By Marissa Lee.
It’s become abundantly clear what Marc Jacobs has been up to since announcing his brand was to sit out SS21: today the designer released his own short film, A New York Story. In the cinematic masterpiece, which clocks in at just over twenty-four minutes, Jacobs portrays nearly every on screen character (save for one or two) and had a hand in nearly every off-screen credit. Now let’s not forget: this is the same brain behind a project that was legitimately titled ‘Jacobs by Marc Jacobs for Marc by Marc Jacobs in collaboration for Marc Jacobs for Marc by Marc Jacobs,’ so it was somewhat to be expected.
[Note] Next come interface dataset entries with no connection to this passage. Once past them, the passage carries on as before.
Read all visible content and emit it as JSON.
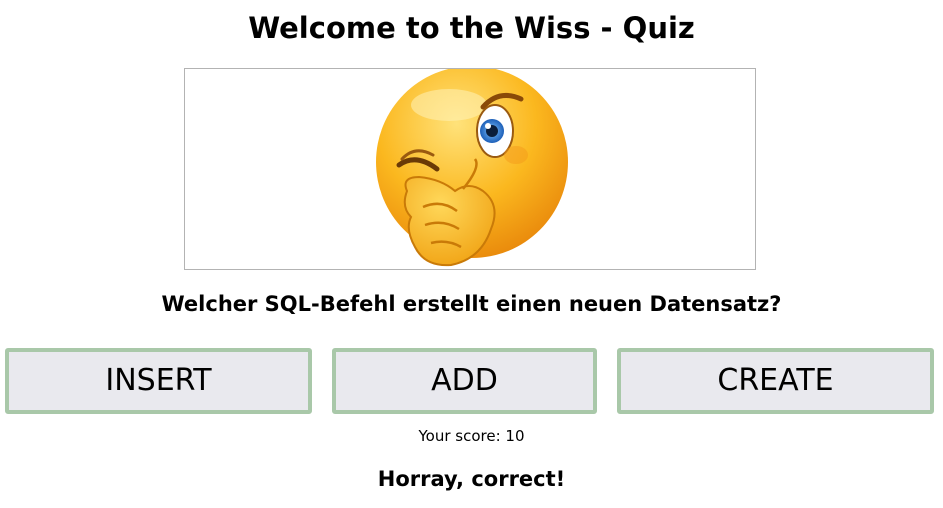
{
  "quiz": {
    "title": "Welcome to the Wiss - Quiz",
    "image_icon": "thinking-winking-emoji",
    "question": "Welcher SQL-Befehl erstellt einen neuen Datensatz?",
    "answers": [
      {
        "label": "INSERT"
      },
      {
        "label": "ADD"
      },
      {
        "label": "CREATE"
      }
    ],
    "score_text": "Your score: 10",
    "feedback": "Horray, correct!"
  },
  "colors": {
    "button_background": "#e9e9ee",
    "button_border": "#a9c8a9",
    "image_border": "#b3b3b3"
  }
}
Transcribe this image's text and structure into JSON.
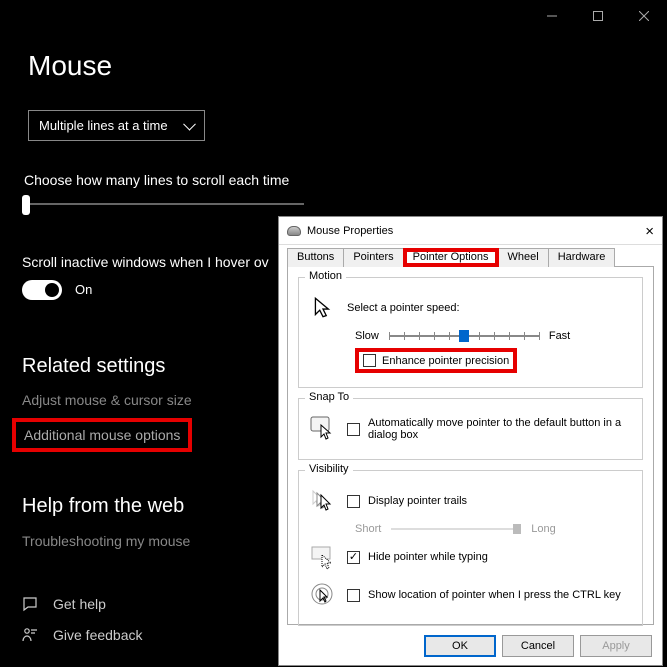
{
  "settings": {
    "title": "Mouse",
    "dropdown": "Multiple lines at a time",
    "scroll_lines_label": "Choose how many lines to scroll each time",
    "scroll_inactive_label": "Scroll inactive windows when I hover ov",
    "toggle_on": "On",
    "related_heading": "Related settings",
    "adjust_link": "Adjust mouse & cursor size",
    "additional_link": "Additional mouse options",
    "help_heading": "Help from the web",
    "troubleshoot_link": "Troubleshooting my mouse",
    "get_help": "Get help",
    "give_feedback": "Give feedback"
  },
  "dialog": {
    "title": "Mouse Properties",
    "tabs": {
      "buttons": "Buttons",
      "pointers": "Pointers",
      "pointer_options": "Pointer Options",
      "wheel": "Wheel",
      "hardware": "Hardware"
    },
    "motion": {
      "legend": "Motion",
      "select_speed": "Select a pointer speed:",
      "slow": "Slow",
      "fast": "Fast",
      "enhance": "Enhance pointer precision"
    },
    "snapto": {
      "legend": "Snap To",
      "text": "Automatically move pointer to the default button in a dialog box"
    },
    "visibility": {
      "legend": "Visibility",
      "trails": "Display pointer trails",
      "short": "Short",
      "long": "Long",
      "hide": "Hide pointer while typing",
      "ctrl": "Show location of pointer when I press the CTRL key"
    },
    "buttons_row": {
      "ok": "OK",
      "cancel": "Cancel",
      "apply": "Apply"
    }
  }
}
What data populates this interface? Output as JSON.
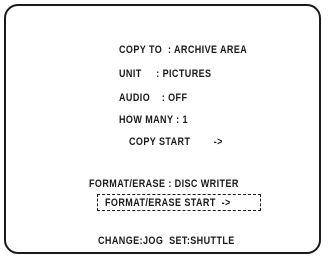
{
  "menu": {
    "copy_to": "COPY TO  : ARCHIVE AREA",
    "unit": "UNIT     : PICTURES",
    "audio": "AUDIO    : OFF",
    "how_many": "HOW MANY : 1",
    "copy_start": "COPY START        ->",
    "format_erase": "FORMAT/ERASE : DISC WRITER",
    "format_erase_start": "FORMAT/ERASE START  ->",
    "footer": "CHANGE:JOG  SET:SHUTTLE"
  }
}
The film is part tongue-in-cheek lens into the life of the fashion giant in lockdown, and part sobering account of truly being alone in one’s own world. Nearly everything in the film works with a duality of tone – part mockumentary tropes, part sophisticated thought piece. Take, for example, the shot-by-shot accounts of Jacobs’ mundane days; as we watch the designer applying makeup, lounging in bed watching trashy television, we never see him interact with another soul, except once via FaceTime. He and the other characters (all played by himself) step lightly around each other, never really interacting and constantly avoiding the other – reminiscent of a heady Charlie Kaufman interpretation of “missed him by that much.” It’s funny because it’s a comic representation of life in lockdown, but sobering because it’s so relatable.
The film is pretty metaphorical – while my lockdown may not have featured a luxury New York apartment and a toss-up between Fashion Week or exerting my creative expressions, it definitely felt, at times, like I was trapped alone at home playing every role in the story. By assuming every character in the film, Jacobs unassumingly becomes everyman – an overarching representation of what we’re all going through. It’s not often that we may directly relate to the peripheral figures we both admire and rely on, but on occasions like this, the veil is lifted, and in them we can see ourselves.